Insights from this year's DMEXCO Conference
We were among the 40,000 visitors (10,000 more than last year) that descended on Cologne last week to attend the Digital Marketing Expo & Conference (DMEXCO). The event, which gathers decision-makers from digital business, marketing and innovation, hosted 1,000 exhibitors and 170 start-ups this year. So, judging purely by numbers, the DMEXCO 2018 was a great success. However, did the conference content meet expectations? What were the major topics that were addressed? And did the various presentations, workshops and panel discussions provide any added value for its visitors?
The motto of the event, "TAKE C.A.R.E.“, speaks to the spirit of the DMEXCO as one of the biggest marketing conferences/expos in the world. It stands for:
C = Curiosity
A = Action
R = Responsibility
E = Experience
After two days immersed in the world of marketing, we basically took away two key messages: The first one is rather simple and in line with DMEXCO's overarching motto, i.e.
Who is it companies should TAKE CARE of? – Well, their customers!
And how should they do this?
- By being CURIOUS – What do customers want? What are they saying?

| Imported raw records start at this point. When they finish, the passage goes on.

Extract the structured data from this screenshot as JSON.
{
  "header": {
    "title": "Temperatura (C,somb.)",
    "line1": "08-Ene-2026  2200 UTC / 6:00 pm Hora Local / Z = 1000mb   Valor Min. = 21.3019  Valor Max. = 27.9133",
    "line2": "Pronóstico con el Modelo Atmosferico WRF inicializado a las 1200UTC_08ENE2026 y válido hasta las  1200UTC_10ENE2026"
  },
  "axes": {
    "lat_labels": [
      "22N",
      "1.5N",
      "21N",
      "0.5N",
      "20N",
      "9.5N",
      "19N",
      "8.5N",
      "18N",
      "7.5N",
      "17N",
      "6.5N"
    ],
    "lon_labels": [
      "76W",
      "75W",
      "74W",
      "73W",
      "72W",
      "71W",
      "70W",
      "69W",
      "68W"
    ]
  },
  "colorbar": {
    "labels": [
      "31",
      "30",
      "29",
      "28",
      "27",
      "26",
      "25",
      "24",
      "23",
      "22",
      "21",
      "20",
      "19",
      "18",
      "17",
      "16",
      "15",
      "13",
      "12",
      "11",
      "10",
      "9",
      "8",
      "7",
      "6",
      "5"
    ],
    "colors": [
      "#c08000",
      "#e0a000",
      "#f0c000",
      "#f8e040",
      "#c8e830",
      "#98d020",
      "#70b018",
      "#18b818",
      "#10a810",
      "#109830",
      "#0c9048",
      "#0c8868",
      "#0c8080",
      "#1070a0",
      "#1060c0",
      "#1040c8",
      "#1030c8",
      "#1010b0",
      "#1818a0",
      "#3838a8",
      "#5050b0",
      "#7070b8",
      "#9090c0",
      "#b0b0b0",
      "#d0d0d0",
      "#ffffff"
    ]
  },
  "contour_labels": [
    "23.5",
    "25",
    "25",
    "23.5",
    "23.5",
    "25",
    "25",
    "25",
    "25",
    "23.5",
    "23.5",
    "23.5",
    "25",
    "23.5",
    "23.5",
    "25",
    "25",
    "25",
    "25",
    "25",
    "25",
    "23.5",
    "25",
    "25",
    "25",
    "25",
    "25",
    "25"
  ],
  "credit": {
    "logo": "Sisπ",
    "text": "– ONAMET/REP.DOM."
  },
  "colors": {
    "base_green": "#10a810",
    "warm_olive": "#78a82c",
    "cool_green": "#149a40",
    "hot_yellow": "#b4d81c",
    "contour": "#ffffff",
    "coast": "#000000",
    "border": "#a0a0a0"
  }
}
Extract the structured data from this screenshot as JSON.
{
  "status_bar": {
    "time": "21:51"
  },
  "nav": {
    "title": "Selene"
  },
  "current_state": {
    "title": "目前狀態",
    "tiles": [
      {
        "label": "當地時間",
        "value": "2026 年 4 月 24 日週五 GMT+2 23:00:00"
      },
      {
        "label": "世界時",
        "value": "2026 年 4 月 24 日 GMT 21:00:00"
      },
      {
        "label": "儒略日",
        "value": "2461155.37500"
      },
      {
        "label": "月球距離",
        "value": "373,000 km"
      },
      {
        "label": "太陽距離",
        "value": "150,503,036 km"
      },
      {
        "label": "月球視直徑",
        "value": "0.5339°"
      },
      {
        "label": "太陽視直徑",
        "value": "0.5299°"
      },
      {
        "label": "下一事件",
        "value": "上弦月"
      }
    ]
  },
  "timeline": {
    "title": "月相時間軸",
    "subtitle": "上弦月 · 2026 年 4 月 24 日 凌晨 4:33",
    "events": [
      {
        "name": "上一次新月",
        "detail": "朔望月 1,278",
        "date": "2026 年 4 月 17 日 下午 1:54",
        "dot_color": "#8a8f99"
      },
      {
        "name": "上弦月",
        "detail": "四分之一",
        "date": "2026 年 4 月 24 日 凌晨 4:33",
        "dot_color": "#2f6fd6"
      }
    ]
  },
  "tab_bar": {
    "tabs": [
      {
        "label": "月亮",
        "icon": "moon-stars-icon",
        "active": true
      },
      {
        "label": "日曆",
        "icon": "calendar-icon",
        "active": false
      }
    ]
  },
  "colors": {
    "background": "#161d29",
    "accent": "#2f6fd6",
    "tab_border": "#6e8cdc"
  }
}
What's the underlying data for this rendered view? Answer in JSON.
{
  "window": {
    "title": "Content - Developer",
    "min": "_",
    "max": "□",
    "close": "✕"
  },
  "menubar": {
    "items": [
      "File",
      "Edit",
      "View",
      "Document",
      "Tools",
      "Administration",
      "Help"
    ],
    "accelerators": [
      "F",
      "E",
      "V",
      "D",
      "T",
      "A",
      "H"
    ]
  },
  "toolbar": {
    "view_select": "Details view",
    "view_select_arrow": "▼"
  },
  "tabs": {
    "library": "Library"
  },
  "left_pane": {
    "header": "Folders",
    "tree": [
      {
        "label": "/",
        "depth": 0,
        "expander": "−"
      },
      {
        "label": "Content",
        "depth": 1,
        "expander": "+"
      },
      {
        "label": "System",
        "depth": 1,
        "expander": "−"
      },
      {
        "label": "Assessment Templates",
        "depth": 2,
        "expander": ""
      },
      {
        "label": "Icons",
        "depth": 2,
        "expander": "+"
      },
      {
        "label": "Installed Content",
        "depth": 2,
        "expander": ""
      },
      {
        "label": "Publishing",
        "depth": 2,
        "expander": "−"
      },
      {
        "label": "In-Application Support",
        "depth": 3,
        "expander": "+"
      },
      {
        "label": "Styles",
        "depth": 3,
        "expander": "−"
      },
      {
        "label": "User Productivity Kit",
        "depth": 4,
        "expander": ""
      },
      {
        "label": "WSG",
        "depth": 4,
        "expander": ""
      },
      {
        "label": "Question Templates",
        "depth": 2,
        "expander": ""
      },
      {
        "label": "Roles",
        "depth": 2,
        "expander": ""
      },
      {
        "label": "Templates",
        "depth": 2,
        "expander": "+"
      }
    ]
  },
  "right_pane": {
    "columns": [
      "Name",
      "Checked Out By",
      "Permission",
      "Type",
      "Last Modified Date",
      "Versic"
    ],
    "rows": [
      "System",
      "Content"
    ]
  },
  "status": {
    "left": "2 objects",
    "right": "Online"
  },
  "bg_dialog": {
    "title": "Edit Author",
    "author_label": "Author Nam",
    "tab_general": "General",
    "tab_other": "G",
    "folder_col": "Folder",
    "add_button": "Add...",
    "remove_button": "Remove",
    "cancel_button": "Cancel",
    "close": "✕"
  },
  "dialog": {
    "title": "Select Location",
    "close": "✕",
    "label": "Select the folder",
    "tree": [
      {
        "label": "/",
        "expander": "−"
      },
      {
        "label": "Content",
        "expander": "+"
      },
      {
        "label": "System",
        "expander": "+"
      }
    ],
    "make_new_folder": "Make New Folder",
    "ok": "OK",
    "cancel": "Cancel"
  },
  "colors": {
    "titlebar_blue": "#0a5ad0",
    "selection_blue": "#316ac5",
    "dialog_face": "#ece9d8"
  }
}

And more importantly, what are their actions, interactions and behaviors saying?
- By being pro-ACTIVE – Companies are interacting with their clients on personal levels, creating stories and conversations that include customers in their core strategies.
- By taking RESPONSIBILITY – Whether this be with data protection or customer service, companies are seeing that transparency and accountability can go a long way in generating customer loyalty.
- By enabling EXPERIENCE – Brands are moving away from simple marketing of products and services; instead, they are selling experiences using deep customer insights to identify interactive campaigns that resonate with consumers on a sensorial level.
The second insight was very apparent throughout the entire conference:
We can no longer speak separately of marketing and technology – that distinguishing border has all but disappeared. The core of the DMEXCO was not to learn solely about new technologies, but rather to learn how marketers can use these technologies in combination with human creativity to create the best customer experience possible. There were, however, three major trends that could be seen throughout the event:
Artificial intelligence (AI)
Everywhere you turned, AI was on display. Almost every speaker mentioned AI, at least in passing. Though not yet fully developed, artificial intelligence technologies are providing solutions for marketers to more efficiently perform their core tasks and achieve goals. While it has become common knowledge that AI’s use can lift administrative loads, be instrumental in analyzing vast amounts of data and facilitating decision making, many exhibitors and presenters at the DMEXCO seemed to take an alternative approach to presenting AI.
Artificial intelligence was on display as an aid to creativity rather than a hindrance. We saw AI generating paintings and art for display, used to scan music to create your perfect playlist or transforming design programs to turn a simple sketch into a fully formed piece of creative content. At the DMEXCO, artificial intelligence definitely took a step out of its image as purely a number-crunching technology into a designer's companion with the capacity to change how creative departments visualize content that resonates with audiences.
Throughout the DMEXCO, it was apparent that blockchain could enable new business potential, an insight that seems to have reached a large number of companies. The major reason blockchain has reached this level of popularity (or acceptance) has been associated with the strong decline of the notorious crypto currency Bitcoin. With the hype around the topic of Bitcoin declining, companies are coming to see the real potential of the underlying technology, blockchain. The technology, with its decentralized structure, has the capacity to elevate the customer experience – and this applies to almost all sectors.
One use case presented revolved around the insurance sector, which can lead to insurance companies offering more personalized contractual options. Despite the assumed potential of blockchain, it is crucial for companies to have a grounded and realistic approach to the topic. The consensus is that the technology is not yet ready for the spotlight and its associated wide-spread distribution. Furthermore, caution is required when contemplating blockchain technology for new projects. Companies should be wary of broadly advertising blockchain, because as with Bitcoin companies run the risk of overhyping a technology that is not yet ready for the limelight.
The immersive technologies, AR and VR, have gained tremendous momentum in the past few years – particularly in the gaming industry. The technologies are also enjoying increasing popularity among the retail sector, as the technology seems to provide many exciting visualization possibilities. Due to the intensified engagement of customers (visually and/or auditory), AR/VR can improve the communication and enhance the efficiency of the customer interaction, leading to a more efficient customer acquisition and improved customer retention. AR and VR have many promising applications in the world of retail; however, data safety and data security may impede widespread usage. Obtaining approvals and managing consents remains a hurdle for companies.
Looking forward, we can be assured that digital marketing experiences are no longer a luxury for brands. They are becoming the baseline for customer interaction. Brands need to integrate technology and innovation with human creativity if they hope to create customer experiences that generate meaningful and long-term relationships. We look forward to attending next year's DMEXCO and seeing how many of these technologies will withstand the test of time.
Until next time, TAKE C.A.R.E.!